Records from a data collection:
# # # # # # #

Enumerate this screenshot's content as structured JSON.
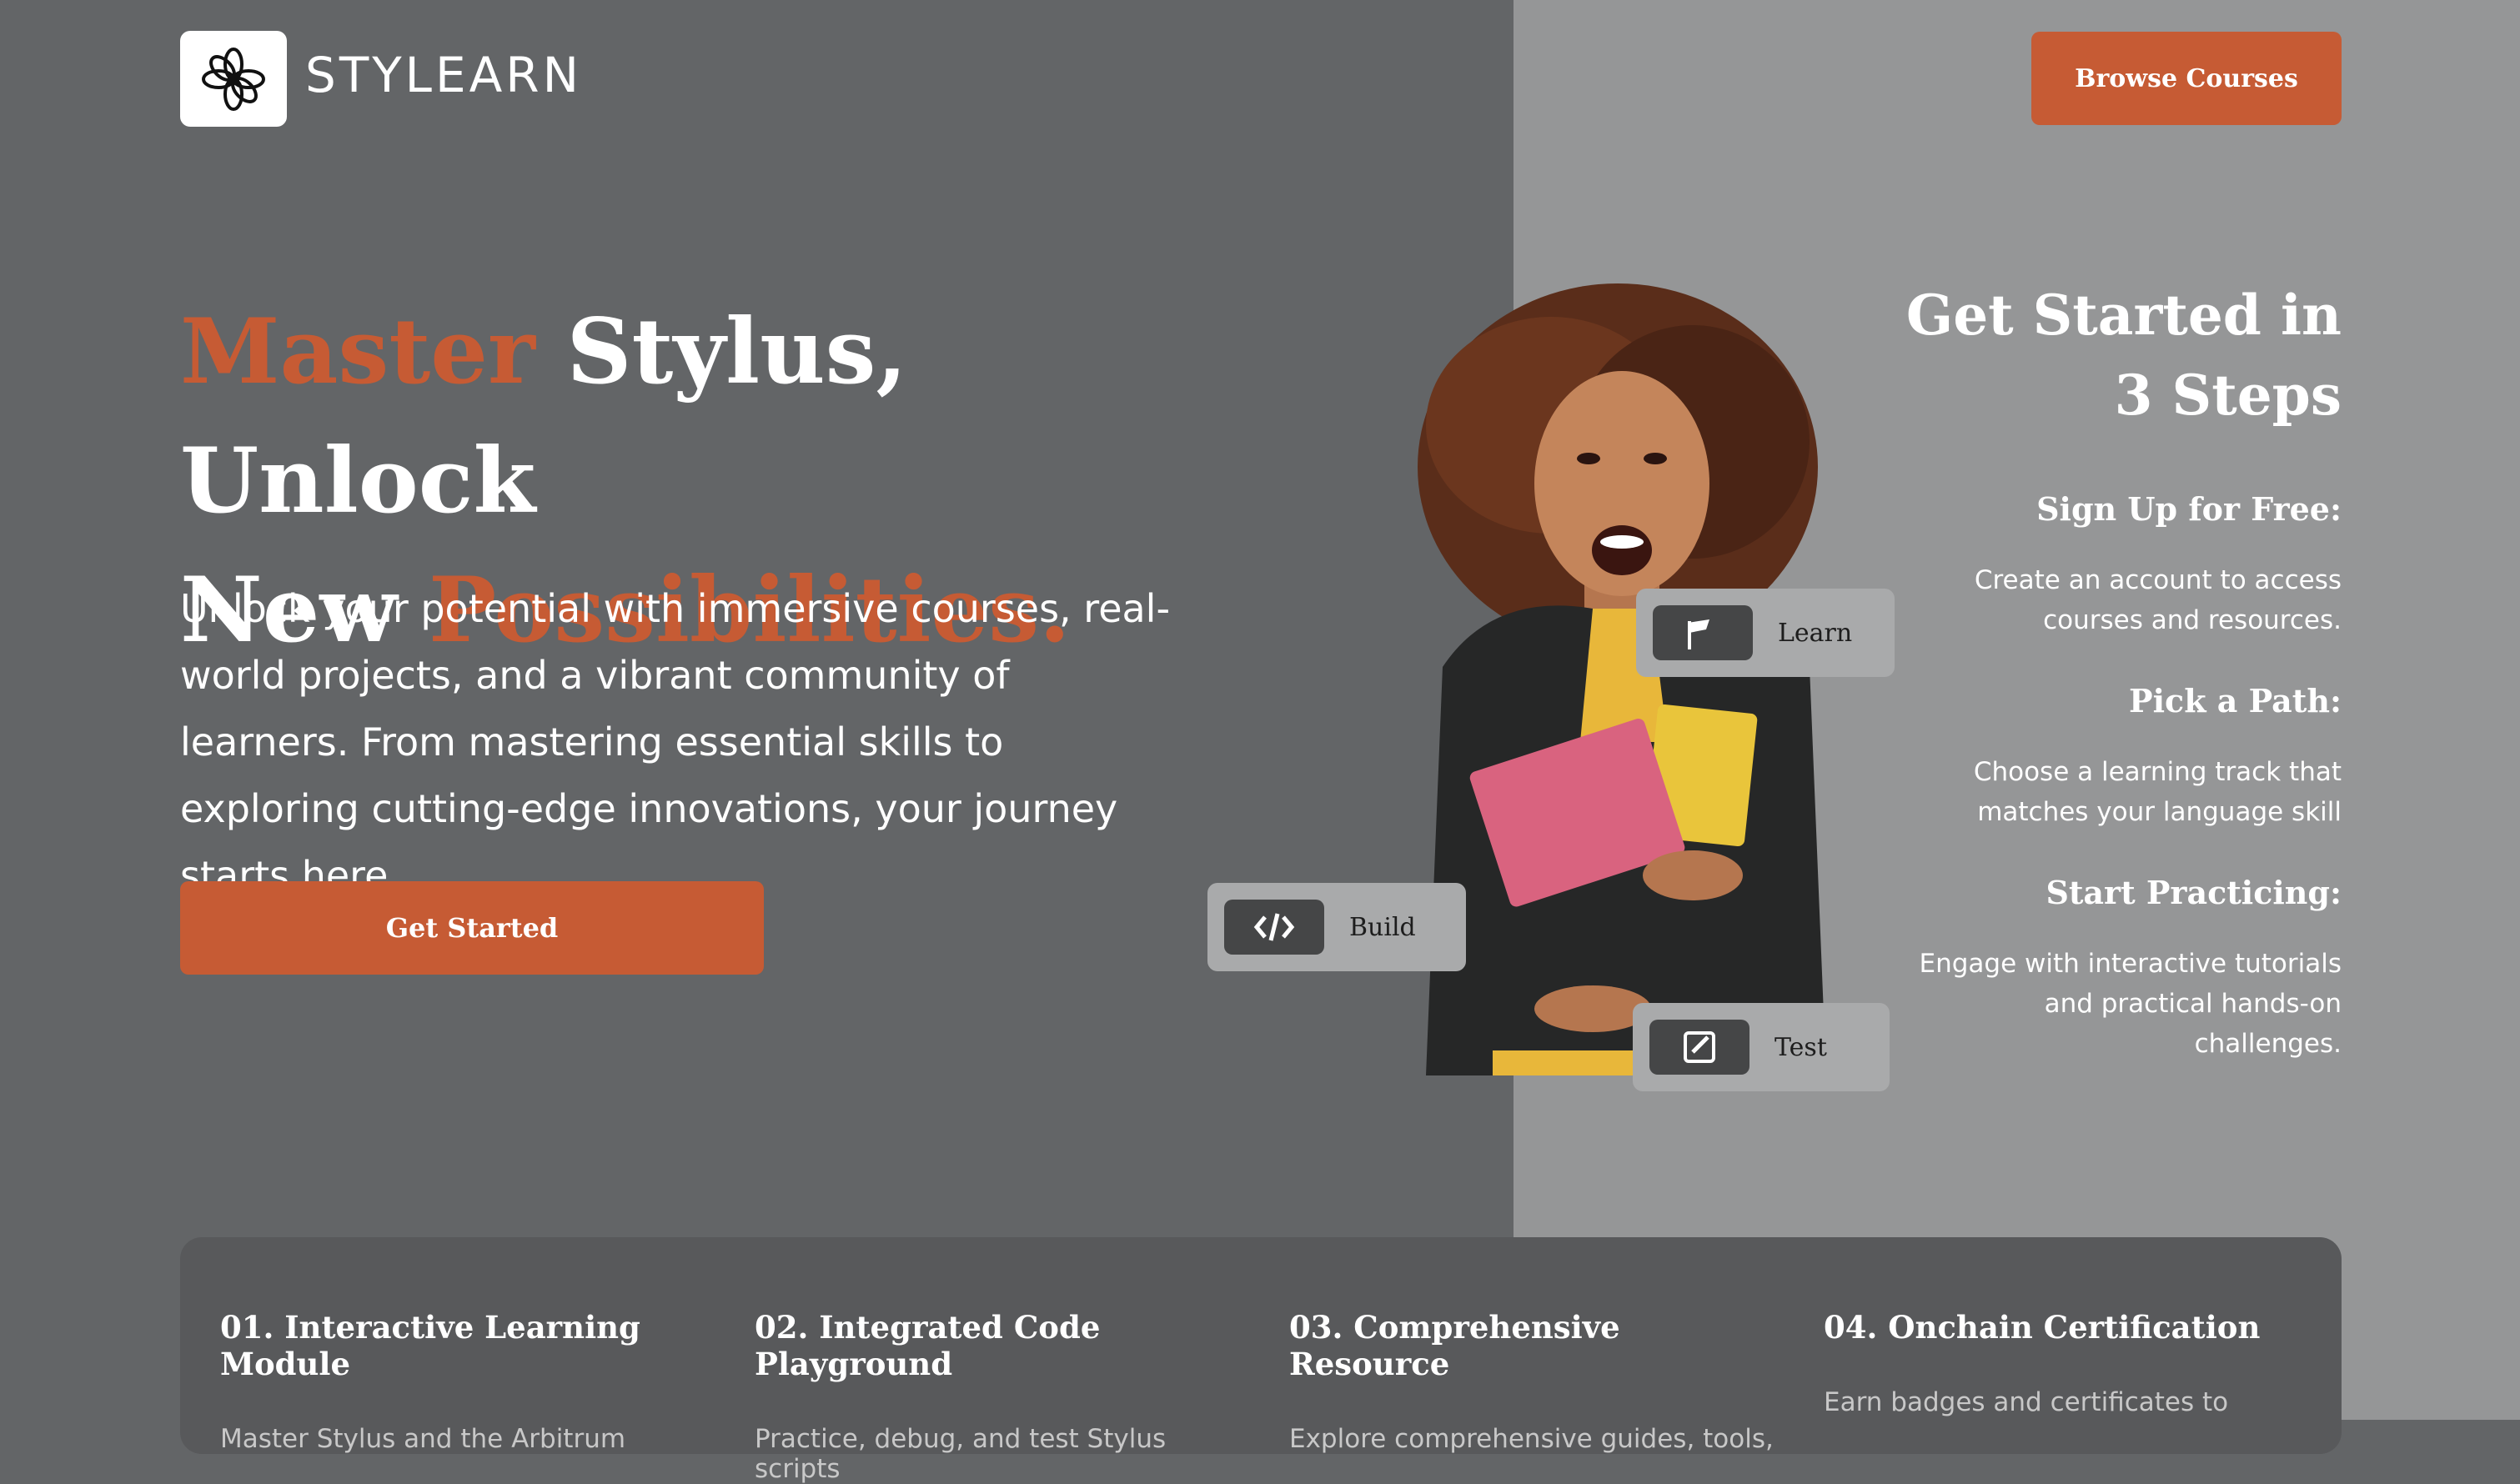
{
  "brand": {
    "name": "STYLEARN"
  },
  "header": {
    "browse_label": "Browse Courses"
  },
  "hero": {
    "title_part1": "Master",
    "title_part2": " Stylus, Unlock",
    "title_part3": "New ",
    "title_part4": "Possibilities.",
    "intro": "Unlock your potential with immersive courses, real-world projects, and a vibrant community of learners. From mastering essential skills to exploring cutting-edge innovations, your journey starts here.",
    "cta_label": "Get Started"
  },
  "chips": {
    "learn": "Learn",
    "build": "Build",
    "test": "Test"
  },
  "steps": {
    "title_line1": "Get Started in",
    "title_line2": "3 Steps",
    "items": [
      {
        "heading": "Sign Up for Free:",
        "text": "Create an account to access courses and resources."
      },
      {
        "heading": "Pick a Path:",
        "text": "Choose a learning track that matches your language skill"
      },
      {
        "heading": "Start Practicing:",
        "text": "Engage with interactive tutorials and practical hands-on challenges."
      }
    ]
  },
  "features": [
    {
      "title": "01. Interactive Learning Module",
      "text": "Master Stylus and the Arbitrum"
    },
    {
      "title": "02. Integrated Code Playground",
      "text": "Practice, debug, and test Stylus scripts"
    },
    {
      "title": "03. Comprehensive Resource",
      "text": "Explore comprehensive guides, tools,"
    },
    {
      "title": "04. Onchain Certification",
      "text": "Earn badges and certificates to"
    }
  ],
  "colors": {
    "accent": "#c65b34",
    "left_bg": "#636567",
    "right_bg": "#959697"
  }
}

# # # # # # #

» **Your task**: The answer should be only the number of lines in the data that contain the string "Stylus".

» **Exercise answer**: 3